A. ABC, AbC, aBc, and abc
B. Abc, Abc, aBC, and aBC
C. ABc, Abc, aBC and abC
D. ABC, ABC, abc, and abc.

A. Between 2 and 3, between genes B and C
B. Between 1 and 4, between genes A and B
C. between 1 and 4, between genes B and C
D. Between 2 and 3, between genes A and B.

96

If you try to throw a basketball into a basket, the likelihood of succeeding depends on the size of the basket. It is more likely that you will get the ball into the basket if the basket is bigger. In your own words, explain how this analogy also applies to the idea that the likelihood of crossing over is greater when two genes are far apart than when they are close together.

The chances of a crossover initiating in a region between two genes is proportional to the size of the region between the two genes. There are a finite number (usually a few) of crossovers that occur between homologous chromosomes during meiosis, and the likelihood that a crossover will occur in a region between two genes depends on how big that region is.

97

In most two-factor crosses involving linked genes, we cannot tell if a double crossover between the two genes has occurred because the offspring will inherit the nonrecombinant patter of alleles. How does the inability to detect double crossovers affect the calculation of map distance? Is map distance underestimated or overestimated because of our inability to detect double crossovers? Explain your answer.

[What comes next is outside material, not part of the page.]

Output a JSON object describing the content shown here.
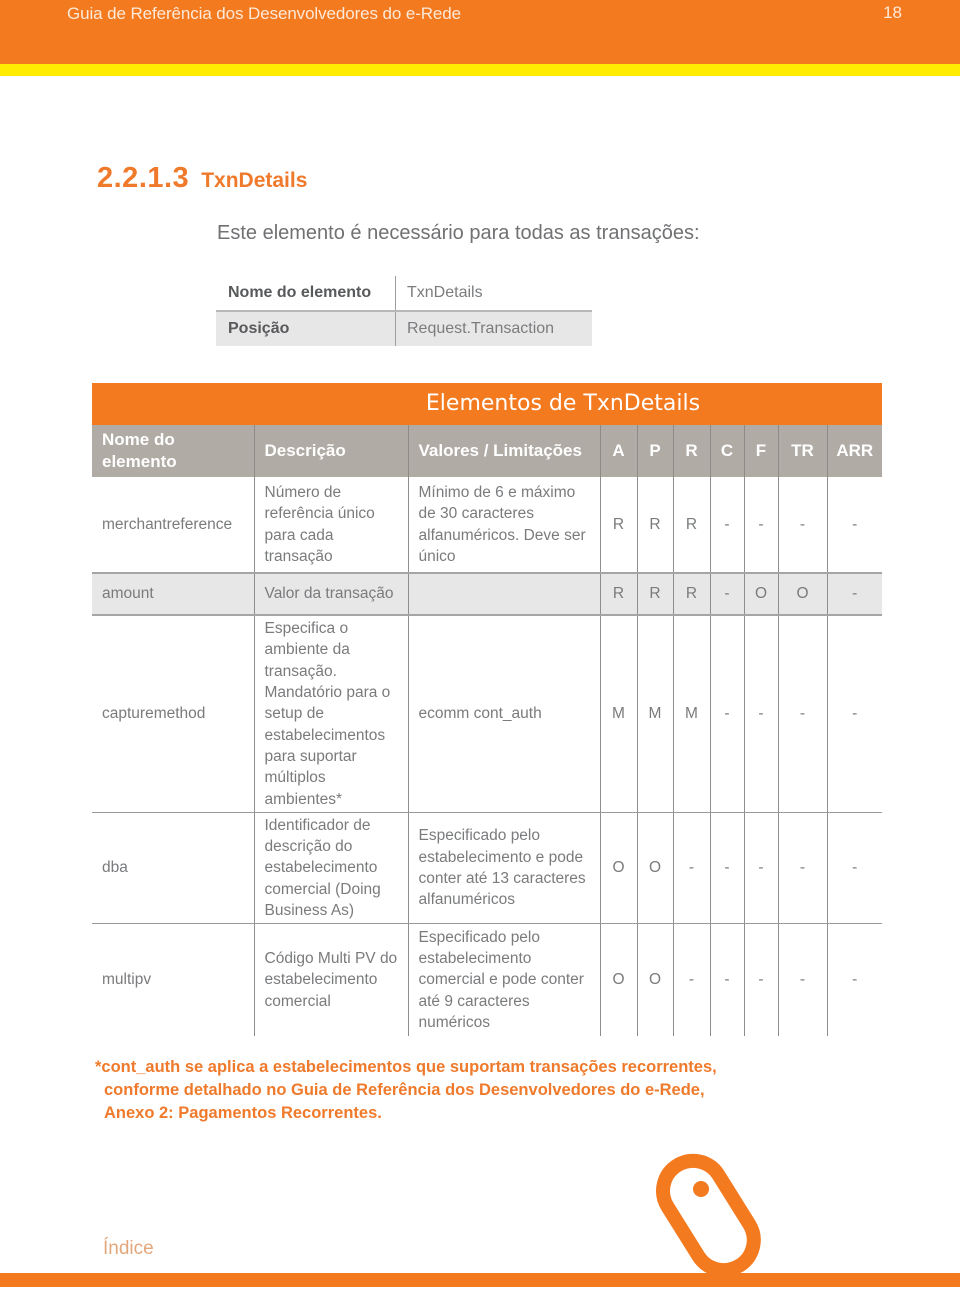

The inability to detect double crossovers causes the map distance to be underestimated. In other words, more crossovers occur in the region than we realize. When we have a double crossover, we don not get a recombinant offspring (in a dihybrid cross). Therefore, the second crossover cancels out the affects of the first crossover.

98

Describe the unique features of ascomycetes that lend themselves to genetic analysis.

The key feature is that all the products of a single meiosis are contained within a single sac. The spores in this sac can be dissected, and then their genetic traits can be analyzed individually.

99

Explain the difference between an unordered versus an ordered octad.

In an unordered ascus, the products of meiosis are free to move around. In an ordered octad (or tetrad), they are lined up according to their relationship to each other during meiosis and mitosis.

100

How would you determine that genes in mammals are located on the Y chromosome linkage group? is it possible to conduct crosses (let's say in mice) to map the distances between genes along the Y chromosome?

A gene on the Y chromosome in mammals would be transmitted only from father to son. It would be difficult to genetically map Y-linked genes because a normal male has only one copy of the Y chromosome, so you do not get any crossing over between two Y chromosomes. Occasionally, abnormal males (XYY) are born with two Y chromosomes. If such males were heterozygous for alleles of Y-linked genes, one could examine the normal male offspring of XYY fathers and determine if crossing over has occurred.

101

In your own words, explain why a testcross cannot produce more than 50% recombinant offspring. When a testcross does produce 50% recombinant offspring, what do these results mean?

We cannot get more than 50% recombinant offspring because the pattern of multiple crossovers can yield an average maximum value of only 50%. When a testcross does yield a value of 50% recombinant offspring, it can mean two different things. Either the two genes are on different chromosomes or the two genes are on the same chromosome but at least 50mu apart.

102

If two genes are more than 50mu apart, how would you ever be able to show experimentally that they are ocated on the same chromosome?

You would need to map genes between them to show that the two genes were actually in the same linkage group.